PROMPT: Your job is to reproduce all of the data exactly.

RECORD EXCERPTS:
------------------------------------------------------------

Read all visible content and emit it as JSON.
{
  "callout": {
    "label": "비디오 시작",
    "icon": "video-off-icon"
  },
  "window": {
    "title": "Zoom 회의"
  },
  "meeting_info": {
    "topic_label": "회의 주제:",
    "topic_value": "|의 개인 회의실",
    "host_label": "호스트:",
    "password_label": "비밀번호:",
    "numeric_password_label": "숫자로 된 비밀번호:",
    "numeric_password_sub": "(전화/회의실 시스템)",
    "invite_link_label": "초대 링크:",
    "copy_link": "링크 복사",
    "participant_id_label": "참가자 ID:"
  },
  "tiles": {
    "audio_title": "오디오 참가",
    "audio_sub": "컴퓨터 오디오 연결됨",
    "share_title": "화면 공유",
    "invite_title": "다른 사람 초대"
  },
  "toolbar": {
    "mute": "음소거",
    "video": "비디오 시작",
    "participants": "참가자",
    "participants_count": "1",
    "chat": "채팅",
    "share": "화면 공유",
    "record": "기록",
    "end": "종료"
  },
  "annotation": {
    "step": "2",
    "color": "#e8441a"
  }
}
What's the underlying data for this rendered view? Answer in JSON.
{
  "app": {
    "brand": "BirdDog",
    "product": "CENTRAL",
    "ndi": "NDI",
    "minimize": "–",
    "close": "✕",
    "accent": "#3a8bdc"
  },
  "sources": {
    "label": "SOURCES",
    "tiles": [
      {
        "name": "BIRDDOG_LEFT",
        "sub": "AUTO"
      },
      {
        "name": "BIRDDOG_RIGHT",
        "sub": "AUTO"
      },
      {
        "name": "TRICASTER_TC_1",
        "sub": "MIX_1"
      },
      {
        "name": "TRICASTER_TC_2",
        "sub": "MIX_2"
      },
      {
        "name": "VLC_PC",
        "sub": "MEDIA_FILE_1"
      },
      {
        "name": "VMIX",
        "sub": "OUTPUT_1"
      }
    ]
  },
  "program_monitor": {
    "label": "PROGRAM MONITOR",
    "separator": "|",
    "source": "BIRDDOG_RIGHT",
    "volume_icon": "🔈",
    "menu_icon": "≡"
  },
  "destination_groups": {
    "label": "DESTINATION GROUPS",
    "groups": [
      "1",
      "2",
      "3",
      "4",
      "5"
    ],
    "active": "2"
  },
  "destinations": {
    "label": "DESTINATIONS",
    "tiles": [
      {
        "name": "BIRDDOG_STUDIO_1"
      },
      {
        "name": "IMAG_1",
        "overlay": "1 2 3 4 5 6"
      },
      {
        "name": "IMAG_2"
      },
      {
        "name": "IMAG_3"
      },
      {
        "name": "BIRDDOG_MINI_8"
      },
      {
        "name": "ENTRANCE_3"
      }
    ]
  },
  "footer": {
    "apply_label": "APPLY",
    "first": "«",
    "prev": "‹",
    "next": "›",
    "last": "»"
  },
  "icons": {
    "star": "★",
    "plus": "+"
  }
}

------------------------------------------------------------

REPLY:
Read all visible content and emit it as JSON.
{
  "callout": {
    "label": "비디오 시작",
    "icon": "video-off-icon"
  },
  "window": {
    "title": "Zoom 회의"
  },
  "meeting_info": {
    "topic_label": "회의 주제:",
    "topic_value": "|의 개인 회의실",
    "host_label": "호스트:",
    "password_label": "비밀번호:",
    "numeric_password_label": "숫자로 된 비밀번호:",
    "numeric_password_sub": "(전화/회의실 시스템)",
    "invite_link_label": "초대 링크:",
    "copy_link": "링크 복사",
    "participant_id_label": "참가자 ID:"
  },
  "tiles": {
    "audio_title": "오디오 참가",
    "audio_sub": "컴퓨터 오디오 연결됨",
    "share_title": "화면 공유",
    "invite_title": "다른 사람 초대"
  },
  "toolbar": {
    "mute": "음소거",
    "video": "비디오 시작",
    "participants": "참가자",
    "participants_count": "1",
    "chat": "채팅",
    "share": "화면 공유",
    "record": "기록",
    "end": "종료"
  },
  "annotation": {
    "step": "2",
    "color": "#e8441a"
  }
}
What's the underlying data for this rendered view? Answer in JSON.
{
  "app": {
    "brand": "BirdDog",
    "product": "CENTRAL",
    "ndi": "NDI",
    "minimize": "–",
    "close": "✕",
    "accent": "#3a8bdc"
  },
  "sources": {
    "label": "SOURCES",
    "tiles": [
      {
        "name": "BIRDDOG_LEFT",
        "sub": "AUTO"
      },
      {
        "name": "BIRDDOG_RIGHT",
        "sub": "AUTO"
      },
      {
        "name": "TRICASTER_TC_1",
        "sub": "MIX_1"
      },
      {
        "name": "TRICASTER_TC_2",
        "sub": "MIX_2"
      },
      {
        "name": "VLC_PC",
        "sub": "MEDIA_FILE_1"
      },
      {
        "name": "VMIX",
        "sub": "OUTPUT_1"
      }
    ]
  },
  "program_monitor": {
    "label": "PROGRAM MONITOR",
    "separator": "|",
    "source": "BIRDDOG_RIGHT",
    "volume_icon": "🔈",
    "menu_icon": "≡"
  },
  "destination_groups": {
    "label": "DESTINATION GROUPS",
    "groups": [
      "1",
      "2",
      "3",
      "4",
      "5"
    ],
    "active": "2"
  },
  "destinations": {
    "label": "DESTINATIONS",
    "tiles": [
      {
        "name": "BIRDDOG_STUDIO_1"
      },
      {
        "name": "IMAG_1",
        "overlay": "1 2 3 4 5 6"
      },
      {
        "name": "IMAG_2"
      },
      {
        "name": "IMAG_3"
      },
      {
        "name": "BIRDDOG_MINI_8"
      },
      {
        "name": "ENTRANCE_3"
      }
    ]
  },
  "footer": {
    "apply_label": "APPLY",
    "first": "«",
    "prev": "‹",
    "next": "›",
    "last": "»"
  },
  "icons": {
    "star": "★",
    "plus": "+"
  }
}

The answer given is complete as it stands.